Stored items
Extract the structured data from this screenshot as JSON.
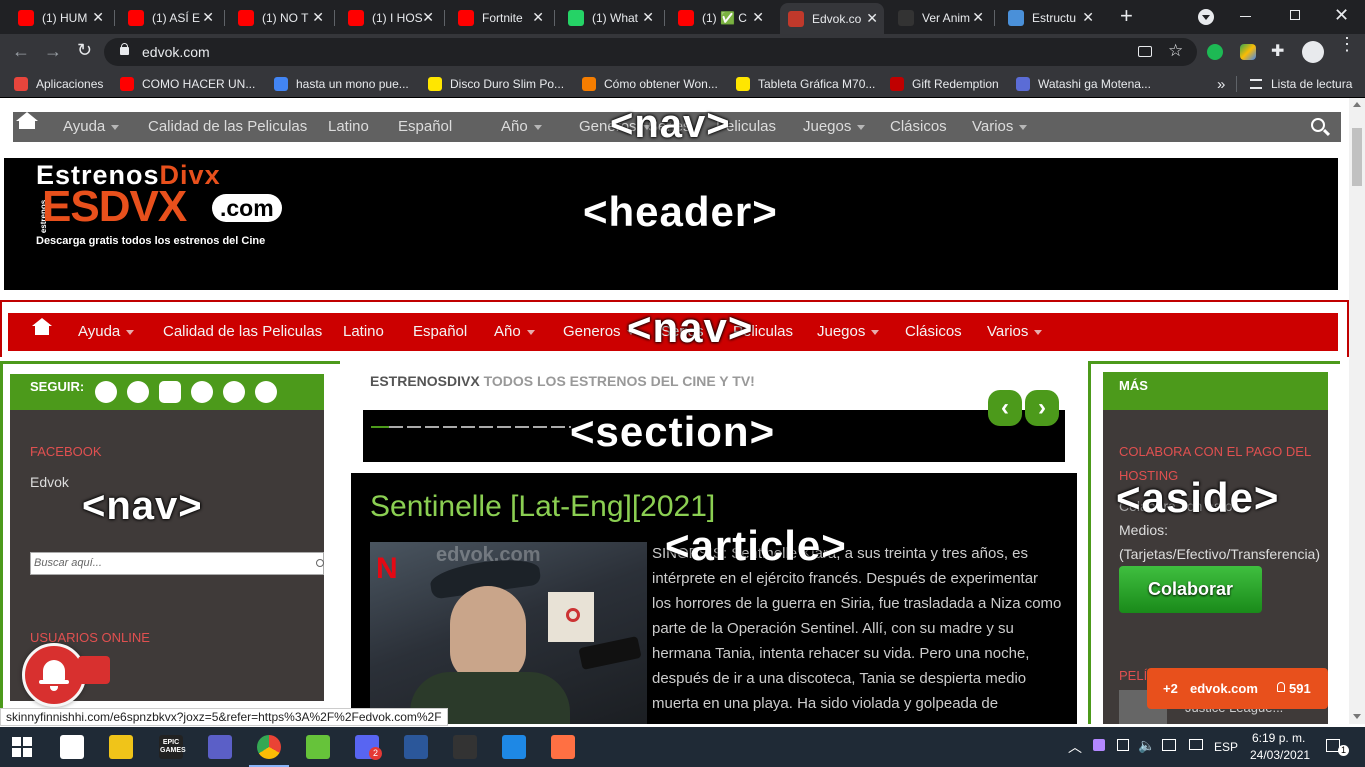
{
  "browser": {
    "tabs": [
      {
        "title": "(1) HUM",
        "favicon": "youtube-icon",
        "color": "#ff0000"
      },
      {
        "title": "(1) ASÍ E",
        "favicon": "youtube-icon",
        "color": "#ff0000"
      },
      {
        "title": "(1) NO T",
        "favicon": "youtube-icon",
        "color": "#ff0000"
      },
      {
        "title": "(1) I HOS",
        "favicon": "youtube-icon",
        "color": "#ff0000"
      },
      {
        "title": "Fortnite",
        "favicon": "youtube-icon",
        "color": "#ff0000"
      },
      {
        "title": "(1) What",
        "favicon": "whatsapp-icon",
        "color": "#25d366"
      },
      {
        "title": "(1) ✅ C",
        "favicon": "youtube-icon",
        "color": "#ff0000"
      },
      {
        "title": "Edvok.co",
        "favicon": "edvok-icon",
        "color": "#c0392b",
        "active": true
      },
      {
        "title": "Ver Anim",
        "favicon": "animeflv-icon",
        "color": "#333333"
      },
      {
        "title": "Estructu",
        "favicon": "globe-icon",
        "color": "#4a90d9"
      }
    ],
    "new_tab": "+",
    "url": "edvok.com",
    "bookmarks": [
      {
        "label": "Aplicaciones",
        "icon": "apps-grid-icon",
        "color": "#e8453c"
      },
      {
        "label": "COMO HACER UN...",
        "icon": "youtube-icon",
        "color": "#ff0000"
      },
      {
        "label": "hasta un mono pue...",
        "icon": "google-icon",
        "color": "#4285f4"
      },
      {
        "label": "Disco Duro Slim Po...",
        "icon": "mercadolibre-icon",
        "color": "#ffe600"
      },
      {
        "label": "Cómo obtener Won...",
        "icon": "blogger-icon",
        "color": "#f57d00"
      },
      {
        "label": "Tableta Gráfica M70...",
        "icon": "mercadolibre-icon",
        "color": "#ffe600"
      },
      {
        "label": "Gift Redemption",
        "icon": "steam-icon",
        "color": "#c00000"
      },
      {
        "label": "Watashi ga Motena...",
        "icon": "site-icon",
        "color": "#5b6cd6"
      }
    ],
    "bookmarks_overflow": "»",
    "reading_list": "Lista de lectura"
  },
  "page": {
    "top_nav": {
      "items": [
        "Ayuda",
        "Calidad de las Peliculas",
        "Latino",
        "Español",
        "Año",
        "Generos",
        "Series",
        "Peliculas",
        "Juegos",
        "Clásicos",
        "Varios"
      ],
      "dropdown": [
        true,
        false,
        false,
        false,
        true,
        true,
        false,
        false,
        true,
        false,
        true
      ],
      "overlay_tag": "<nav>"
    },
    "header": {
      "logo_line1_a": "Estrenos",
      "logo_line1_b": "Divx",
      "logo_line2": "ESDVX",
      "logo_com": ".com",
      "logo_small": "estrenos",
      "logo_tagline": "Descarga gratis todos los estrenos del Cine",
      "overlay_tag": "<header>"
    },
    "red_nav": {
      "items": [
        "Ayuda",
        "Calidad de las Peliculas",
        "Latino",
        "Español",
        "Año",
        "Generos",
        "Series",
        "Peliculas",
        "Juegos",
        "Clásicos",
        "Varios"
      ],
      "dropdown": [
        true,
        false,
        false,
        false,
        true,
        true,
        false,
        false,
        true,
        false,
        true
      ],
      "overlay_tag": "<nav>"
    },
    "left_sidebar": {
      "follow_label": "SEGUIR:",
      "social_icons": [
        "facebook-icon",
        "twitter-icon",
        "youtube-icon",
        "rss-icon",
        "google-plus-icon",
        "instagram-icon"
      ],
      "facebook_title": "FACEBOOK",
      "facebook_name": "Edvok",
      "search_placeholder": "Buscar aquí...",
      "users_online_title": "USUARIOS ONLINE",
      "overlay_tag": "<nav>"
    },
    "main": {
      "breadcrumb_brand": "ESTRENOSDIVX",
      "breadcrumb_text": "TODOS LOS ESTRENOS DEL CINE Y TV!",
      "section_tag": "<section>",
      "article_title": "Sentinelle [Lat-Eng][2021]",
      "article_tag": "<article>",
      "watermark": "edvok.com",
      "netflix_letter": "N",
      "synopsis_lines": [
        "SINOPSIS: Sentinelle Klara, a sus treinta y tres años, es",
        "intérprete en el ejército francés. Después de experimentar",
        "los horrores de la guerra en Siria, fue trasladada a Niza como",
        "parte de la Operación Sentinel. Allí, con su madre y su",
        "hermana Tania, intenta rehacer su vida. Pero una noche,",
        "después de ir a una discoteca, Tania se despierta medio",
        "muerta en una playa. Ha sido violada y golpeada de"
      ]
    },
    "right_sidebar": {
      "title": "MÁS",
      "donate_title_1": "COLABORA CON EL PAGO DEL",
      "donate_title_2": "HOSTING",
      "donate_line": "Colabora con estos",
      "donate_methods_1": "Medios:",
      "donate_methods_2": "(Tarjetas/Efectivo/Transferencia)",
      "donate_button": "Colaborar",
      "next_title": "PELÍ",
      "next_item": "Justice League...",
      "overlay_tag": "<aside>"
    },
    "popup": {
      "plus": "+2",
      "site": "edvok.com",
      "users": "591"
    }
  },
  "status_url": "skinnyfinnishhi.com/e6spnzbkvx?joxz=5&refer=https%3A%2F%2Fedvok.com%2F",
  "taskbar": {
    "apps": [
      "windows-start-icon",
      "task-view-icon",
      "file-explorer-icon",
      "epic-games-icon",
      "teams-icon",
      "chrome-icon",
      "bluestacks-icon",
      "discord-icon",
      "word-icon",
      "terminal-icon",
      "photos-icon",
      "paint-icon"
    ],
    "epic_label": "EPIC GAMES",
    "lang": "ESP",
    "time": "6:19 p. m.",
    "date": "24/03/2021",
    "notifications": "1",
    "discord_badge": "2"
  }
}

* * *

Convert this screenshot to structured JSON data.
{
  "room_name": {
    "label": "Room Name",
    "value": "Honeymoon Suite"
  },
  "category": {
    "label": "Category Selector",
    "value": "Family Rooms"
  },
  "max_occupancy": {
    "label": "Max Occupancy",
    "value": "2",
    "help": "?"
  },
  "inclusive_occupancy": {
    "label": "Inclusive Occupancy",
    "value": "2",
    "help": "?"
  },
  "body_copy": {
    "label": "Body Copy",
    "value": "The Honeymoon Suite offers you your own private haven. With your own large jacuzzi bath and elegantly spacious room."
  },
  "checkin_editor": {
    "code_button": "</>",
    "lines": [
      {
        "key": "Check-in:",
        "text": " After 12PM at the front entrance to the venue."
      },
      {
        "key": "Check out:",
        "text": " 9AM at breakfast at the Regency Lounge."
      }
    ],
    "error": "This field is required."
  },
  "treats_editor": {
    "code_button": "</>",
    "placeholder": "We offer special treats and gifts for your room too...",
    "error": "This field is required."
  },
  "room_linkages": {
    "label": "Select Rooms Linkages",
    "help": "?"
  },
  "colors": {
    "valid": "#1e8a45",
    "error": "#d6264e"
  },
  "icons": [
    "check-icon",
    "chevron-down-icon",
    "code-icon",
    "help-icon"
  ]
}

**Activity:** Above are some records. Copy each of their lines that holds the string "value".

**Solution to the exercise:**
    "value": "Honeymoon Suite"
    "value": "Family Rooms"
    "value": "2",
    "value": "2",
    "value": "The Honeymoon Suite offers you your own private haven. With your own large jacuzzi bath and elegantly spacious room."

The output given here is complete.